Not being able toget their news into the big dailies, they ar6
printing little papers ot their own.
'The following from the Lincoln Avenue Bulletin makes inter
esting' reading in this connection:
"The union of the improvement clubs and business men's asso
ciations has been forced upon their members by the attitude of the
daily newspapers, which have united in misYepresenting the situa
tion to the people of Chicago and one of the vital questions the
Federation, will insist upon having answered is whether a sUDway in
downtown Chicago is practicable from an engineering standpoint,
a subject which the daily newspapers have studiously avoided. It
i a fact little known among business interests that the weight of
buildings in down-town Chicago is now pushing vast quantities of
mud out from under the center of the cfty into the Chicago "river,
which must be constantly dredged to permit free passage of deep
draft boats. Eminent engineers have repeatedly declared that sub
way construction in down-town Chicago would surely entail mil
lions of dollars damage to "buildings, which damage the city would
be compelled to pay. .
"Truth of these observations by engineers has been proved

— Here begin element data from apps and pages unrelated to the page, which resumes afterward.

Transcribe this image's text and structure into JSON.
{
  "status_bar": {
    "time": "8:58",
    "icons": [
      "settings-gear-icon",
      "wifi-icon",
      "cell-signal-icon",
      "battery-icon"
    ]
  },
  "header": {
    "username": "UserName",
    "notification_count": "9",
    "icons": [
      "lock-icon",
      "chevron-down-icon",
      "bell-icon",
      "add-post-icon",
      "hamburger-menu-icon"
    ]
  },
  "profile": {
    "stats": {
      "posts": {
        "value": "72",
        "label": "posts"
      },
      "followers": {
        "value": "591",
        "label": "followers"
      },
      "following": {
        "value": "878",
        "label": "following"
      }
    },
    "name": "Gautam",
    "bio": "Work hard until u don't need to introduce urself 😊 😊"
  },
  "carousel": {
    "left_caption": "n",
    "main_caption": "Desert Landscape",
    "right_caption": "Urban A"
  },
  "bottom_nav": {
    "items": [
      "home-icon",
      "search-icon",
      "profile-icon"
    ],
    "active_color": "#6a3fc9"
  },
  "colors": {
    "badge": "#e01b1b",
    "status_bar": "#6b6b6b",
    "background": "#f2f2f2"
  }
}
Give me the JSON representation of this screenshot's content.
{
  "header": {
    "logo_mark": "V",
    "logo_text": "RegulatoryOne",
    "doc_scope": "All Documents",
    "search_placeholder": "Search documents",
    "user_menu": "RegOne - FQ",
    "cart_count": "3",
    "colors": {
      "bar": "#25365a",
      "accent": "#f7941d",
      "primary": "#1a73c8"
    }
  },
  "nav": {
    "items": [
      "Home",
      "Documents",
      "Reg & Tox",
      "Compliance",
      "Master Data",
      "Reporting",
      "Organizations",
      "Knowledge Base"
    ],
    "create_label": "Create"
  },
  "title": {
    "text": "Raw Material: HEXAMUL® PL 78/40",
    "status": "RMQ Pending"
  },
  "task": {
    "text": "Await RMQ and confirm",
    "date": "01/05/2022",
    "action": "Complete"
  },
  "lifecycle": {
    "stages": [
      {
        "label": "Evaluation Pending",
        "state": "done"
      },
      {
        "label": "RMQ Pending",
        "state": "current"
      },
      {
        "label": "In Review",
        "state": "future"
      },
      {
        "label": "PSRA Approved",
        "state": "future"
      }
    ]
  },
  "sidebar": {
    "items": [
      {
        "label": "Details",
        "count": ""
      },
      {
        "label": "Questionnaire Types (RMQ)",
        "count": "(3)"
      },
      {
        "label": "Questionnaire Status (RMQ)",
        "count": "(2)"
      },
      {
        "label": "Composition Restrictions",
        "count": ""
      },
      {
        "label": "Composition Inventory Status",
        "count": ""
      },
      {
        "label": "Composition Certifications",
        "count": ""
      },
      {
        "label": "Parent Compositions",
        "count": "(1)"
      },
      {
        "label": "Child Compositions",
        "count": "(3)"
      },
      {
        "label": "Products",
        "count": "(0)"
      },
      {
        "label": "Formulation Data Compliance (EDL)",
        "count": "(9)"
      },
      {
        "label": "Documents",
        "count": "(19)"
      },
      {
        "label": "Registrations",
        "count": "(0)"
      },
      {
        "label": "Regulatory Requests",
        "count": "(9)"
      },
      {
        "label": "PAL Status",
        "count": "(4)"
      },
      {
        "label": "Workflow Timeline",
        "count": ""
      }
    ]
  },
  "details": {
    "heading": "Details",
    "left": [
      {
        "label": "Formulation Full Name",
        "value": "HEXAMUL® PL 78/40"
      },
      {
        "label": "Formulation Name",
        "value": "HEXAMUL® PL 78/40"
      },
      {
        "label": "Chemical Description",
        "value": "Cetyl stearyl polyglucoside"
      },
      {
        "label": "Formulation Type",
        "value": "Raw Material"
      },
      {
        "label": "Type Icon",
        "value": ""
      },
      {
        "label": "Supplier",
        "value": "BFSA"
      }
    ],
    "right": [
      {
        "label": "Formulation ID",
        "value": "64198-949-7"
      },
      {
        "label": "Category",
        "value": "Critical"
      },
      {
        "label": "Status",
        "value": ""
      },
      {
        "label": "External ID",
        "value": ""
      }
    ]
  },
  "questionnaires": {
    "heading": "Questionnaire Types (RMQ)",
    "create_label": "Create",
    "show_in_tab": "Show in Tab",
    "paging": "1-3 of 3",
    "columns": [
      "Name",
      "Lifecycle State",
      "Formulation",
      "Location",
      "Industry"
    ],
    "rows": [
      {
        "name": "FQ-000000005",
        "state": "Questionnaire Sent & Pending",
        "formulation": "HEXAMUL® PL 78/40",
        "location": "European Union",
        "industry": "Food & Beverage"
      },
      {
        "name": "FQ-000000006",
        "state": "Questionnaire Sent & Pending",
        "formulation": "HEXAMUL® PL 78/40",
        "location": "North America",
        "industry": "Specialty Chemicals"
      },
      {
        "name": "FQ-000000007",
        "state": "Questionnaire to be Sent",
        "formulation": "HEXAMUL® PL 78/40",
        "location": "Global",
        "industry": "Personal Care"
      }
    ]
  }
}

wherever underground work has been done in the down-town dis
trict. Building of La Salle street tunnel resumed, in streets, side
rwalks and buildings sinking throughout a large district. Cracks
jwere opened in building walls for blocks, and structures threatened
to collapse. The result, then from subway wqrk throughout an ex
tensive territory can be imagined.
"It has been estimated by Bioa J. Arnold, head of the subway,
commission, and engineer of traction interests, that the down-town
subway proposed will cost $54,450,000 to complete, not considering
damage to present buildings. Figuring on the same basis of cost
as for 'down-town, a general subway for Ctiicagd''being of 481 miles,
jwould cost $500,240,000, a total of $554,690,000.
"An idea of the magnitude of these figures may be gathered
from the fact that they nearly equaL the assessed value ($603,022,
969) of all the lands-and buildings in Chicago as fixed by the Board
of Review for the year 1910. Inasmuch as the assessed value is one
Sirrd the full value, it follows that a sum equal to one-Jhird the pres
ent value of every lot, house, store factory and office building will
have to be expended for subways to carry out Arnold's recommenda
jtfons; or, to put in in other words, the subway will mortgage all
Veal estate in the city of Chicago to one-third its value.
"A newspaper agitation for a subway was begun two years ago,
Irhen it became evident' that the 55 per cent of the net earnings of
Die traction companies of Chicago was due to reach a greater sum
than was believed possible when the traction ordinances were passed.